#### Try it:
Could you give every record again, exactly as it reads?

#### Input records:
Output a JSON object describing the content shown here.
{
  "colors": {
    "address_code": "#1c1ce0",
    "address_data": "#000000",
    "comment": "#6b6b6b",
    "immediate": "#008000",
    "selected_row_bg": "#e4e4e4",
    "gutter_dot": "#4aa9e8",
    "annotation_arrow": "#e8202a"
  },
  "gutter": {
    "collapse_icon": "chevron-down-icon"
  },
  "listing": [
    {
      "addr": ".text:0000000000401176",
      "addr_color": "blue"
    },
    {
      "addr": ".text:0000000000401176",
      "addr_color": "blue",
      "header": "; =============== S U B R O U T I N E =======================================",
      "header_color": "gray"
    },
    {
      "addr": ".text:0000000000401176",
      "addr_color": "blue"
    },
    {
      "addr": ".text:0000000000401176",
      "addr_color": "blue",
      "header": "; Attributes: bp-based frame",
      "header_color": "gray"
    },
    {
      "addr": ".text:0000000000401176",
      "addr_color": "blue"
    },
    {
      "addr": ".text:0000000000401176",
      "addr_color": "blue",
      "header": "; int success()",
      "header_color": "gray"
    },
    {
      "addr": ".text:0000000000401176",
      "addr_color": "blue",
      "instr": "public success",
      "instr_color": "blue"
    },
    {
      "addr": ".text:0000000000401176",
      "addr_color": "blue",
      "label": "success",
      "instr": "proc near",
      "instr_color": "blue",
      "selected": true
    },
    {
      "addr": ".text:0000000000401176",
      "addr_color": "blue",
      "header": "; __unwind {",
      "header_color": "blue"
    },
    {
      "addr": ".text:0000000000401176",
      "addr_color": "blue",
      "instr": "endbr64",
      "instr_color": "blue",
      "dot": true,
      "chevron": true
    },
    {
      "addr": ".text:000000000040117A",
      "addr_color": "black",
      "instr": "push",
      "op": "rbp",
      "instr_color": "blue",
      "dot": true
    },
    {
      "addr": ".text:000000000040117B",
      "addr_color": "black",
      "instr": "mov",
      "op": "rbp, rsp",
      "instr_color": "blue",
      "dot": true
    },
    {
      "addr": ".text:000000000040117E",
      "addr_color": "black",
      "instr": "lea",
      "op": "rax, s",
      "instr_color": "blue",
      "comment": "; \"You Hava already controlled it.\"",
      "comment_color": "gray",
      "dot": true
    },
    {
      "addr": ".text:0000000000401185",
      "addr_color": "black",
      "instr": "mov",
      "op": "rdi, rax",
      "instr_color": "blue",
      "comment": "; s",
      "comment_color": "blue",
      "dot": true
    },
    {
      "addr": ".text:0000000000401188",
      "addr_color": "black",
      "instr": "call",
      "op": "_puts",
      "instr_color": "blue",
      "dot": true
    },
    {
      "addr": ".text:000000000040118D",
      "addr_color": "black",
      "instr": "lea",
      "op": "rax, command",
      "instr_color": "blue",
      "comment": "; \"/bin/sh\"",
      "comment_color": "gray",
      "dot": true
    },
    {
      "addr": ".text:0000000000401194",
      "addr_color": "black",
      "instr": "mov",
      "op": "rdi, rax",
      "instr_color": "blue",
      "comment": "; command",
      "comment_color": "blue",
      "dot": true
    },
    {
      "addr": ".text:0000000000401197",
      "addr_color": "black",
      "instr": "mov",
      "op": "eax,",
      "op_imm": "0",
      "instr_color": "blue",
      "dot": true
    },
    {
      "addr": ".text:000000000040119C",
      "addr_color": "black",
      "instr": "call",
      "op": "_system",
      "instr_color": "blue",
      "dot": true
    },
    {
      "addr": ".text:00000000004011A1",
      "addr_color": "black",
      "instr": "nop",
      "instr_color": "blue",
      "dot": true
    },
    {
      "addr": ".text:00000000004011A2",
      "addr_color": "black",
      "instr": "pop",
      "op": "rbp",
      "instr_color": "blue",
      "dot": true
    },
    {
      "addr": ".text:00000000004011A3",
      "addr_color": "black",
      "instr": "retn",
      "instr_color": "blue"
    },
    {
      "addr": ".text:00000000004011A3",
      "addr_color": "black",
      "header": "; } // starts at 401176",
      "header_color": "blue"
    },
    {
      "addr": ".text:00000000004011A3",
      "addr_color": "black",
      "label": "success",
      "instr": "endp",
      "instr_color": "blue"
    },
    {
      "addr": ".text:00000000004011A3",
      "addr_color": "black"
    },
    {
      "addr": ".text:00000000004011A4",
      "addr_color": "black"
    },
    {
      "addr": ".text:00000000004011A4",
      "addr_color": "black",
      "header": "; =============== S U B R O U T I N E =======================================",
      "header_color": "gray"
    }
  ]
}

#### Result for this exercise:
Output a JSON object describing the content shown here.
{
  "colors": {
    "address_code": "#1c1ce0",
    "address_data": "#000000",
    "comment": "#6b6b6b",
    "immediate": "#008000",
    "selected_row_bg": "#e4e4e4",
    "gutter_dot": "#4aa9e8",
    "annotation_arrow": "#e8202a"
  },
  "gutter": {
    "collapse_icon": "chevron-down-icon"
  },
  "listing": [
    {
      "addr": ".text:0000000000401176",
      "addr_color": "blue"
    },
    {
      "addr": ".text:0000000000401176",
      "addr_color": "blue",
      "header": "; =============== S U B R O U T I N E =======================================",
      "header_color": "gray"
    },
    {
      "addr": ".text:0000000000401176",
      "addr_color": "blue"
    },
    {
      "addr": ".text:0000000000401176",
      "addr_color": "blue",
      "header": "; Attributes: bp-based frame",
      "header_color": "gray"
    },
    {
      "addr": ".text:0000000000401176",
      "addr_color": "blue"
    },
    {
      "addr": ".text:0000000000401176",
      "addr_color": "blue",
      "header": "; int success()",
      "header_color": "gray"
    },
    {
      "addr": ".text:0000000000401176",
      "addr_color": "blue",
      "instr": "public success",
      "instr_color": "blue"
    },
    {
      "addr": ".text:0000000000401176",
      "addr_color": "blue",
      "label": "success",
      "instr": "proc near",
      "instr_color": "blue",
      "selected": true
    },
    {
      "addr": ".text:0000000000401176",
      "addr_color": "blue",
      "header": "; __unwind {",
      "header_color": "blue"
    },
    {
      "addr": ".text:0000000000401176",
      "addr_color": "blue",
      "instr": "endbr64",
      "instr_color": "blue",
      "dot": true,
      "chevron": true
    },
    {
      "addr": ".text:000000000040117A",
      "addr_color": "black",
      "instr": "push",
      "op": "rbp",
      "instr_color": "blue",
      "dot": true
    },
    {
      "addr": ".text:000000000040117B",
      "addr_color": "black",
      "instr": "mov",
      "op": "rbp, rsp",
      "instr_color": "blue",
      "dot": true
    },
    {
      "addr": ".text:000000000040117E",
      "addr_color": "black",
      "instr": "lea",
      "op": "rax, s",
      "instr_color": "blue",
      "comment": "; \"You Hava already controlled it.\"",
      "comment_color": "gray",
      "dot": true
    },
    {
      "addr": ".text:0000000000401185",
      "addr_color": "black",
      "instr": "mov",
      "op": "rdi, rax",
      "instr_color": "blue",
      "comment": "; s",
      "comment_color": "blue",
      "dot": true
    },
    {
      "addr": ".text:0000000000401188",
      "addr_color": "black",
      "instr": "call",
      "op": "_puts",
      "instr_color": "blue",
      "dot": true
    },
    {
      "addr": ".text:000000000040118D",
      "addr_color": "black",
      "instr": "lea",
      "op": "rax, command",
      "instr_color": "blue",
      "comment": "; \"/bin/sh\"",
      "comment_color": "gray",
      "dot": true
    },
    {
      "addr": ".text:0000000000401194",
      "addr_color": "black",
      "instr": "mov",
      "op": "rdi, rax",
      "instr_color": "blue",
      "comment": "; command",
      "comment_color": "blue",
      "dot": true
    },
    {
      "addr": ".text:0000000000401197",
      "addr_color": "black",
      "instr": "mov",
      "op": "eax,",
      "op_imm": "0",
      "instr_color": "blue",
      "dot": true
    },
    {
      "addr": ".text:000000000040119C",
      "addr_color": "black",
      "instr": "call",
      "op": "_system",
      "instr_color": "blue",
      "dot": true
    },
    {
      "addr": ".text:00000000004011A1",
      "addr_color": "black",
      "instr": "nop",
      "instr_color": "blue",
      "dot": true
    },
    {
      "addr": ".text:00000000004011A2",
      "addr_color": "black",
      "instr": "pop",
      "op": "rbp",
      "instr_color": "blue",
      "dot": true
    },
    {
      "addr": ".text:00000000004011A3",
      "addr_color": "black",
      "instr": "retn",
      "instr_color": "blue"
    },
    {
      "addr": ".text:00000000004011A3",
      "addr_color": "black",
      "header": "; } // starts at 401176",
      "header_color": "blue"
    },
    {
      "addr": ".text:00000000004011A3",
      "addr_color": "black",
      "label": "success",
      "instr": "endp",
      "instr_color": "blue"
    },
    {
      "addr": ".text:00000000004011A3",
      "addr_color": "black"
    },
    {
      "addr": ".text:00000000004011A4",
      "addr_color": "black"
    },
    {
      "addr": ".text:00000000004011A4",
      "addr_color": "black",
      "header": "; =============== S U B R O U T I N E =======================================",
      "header_color": "gray"
    }
  ]
}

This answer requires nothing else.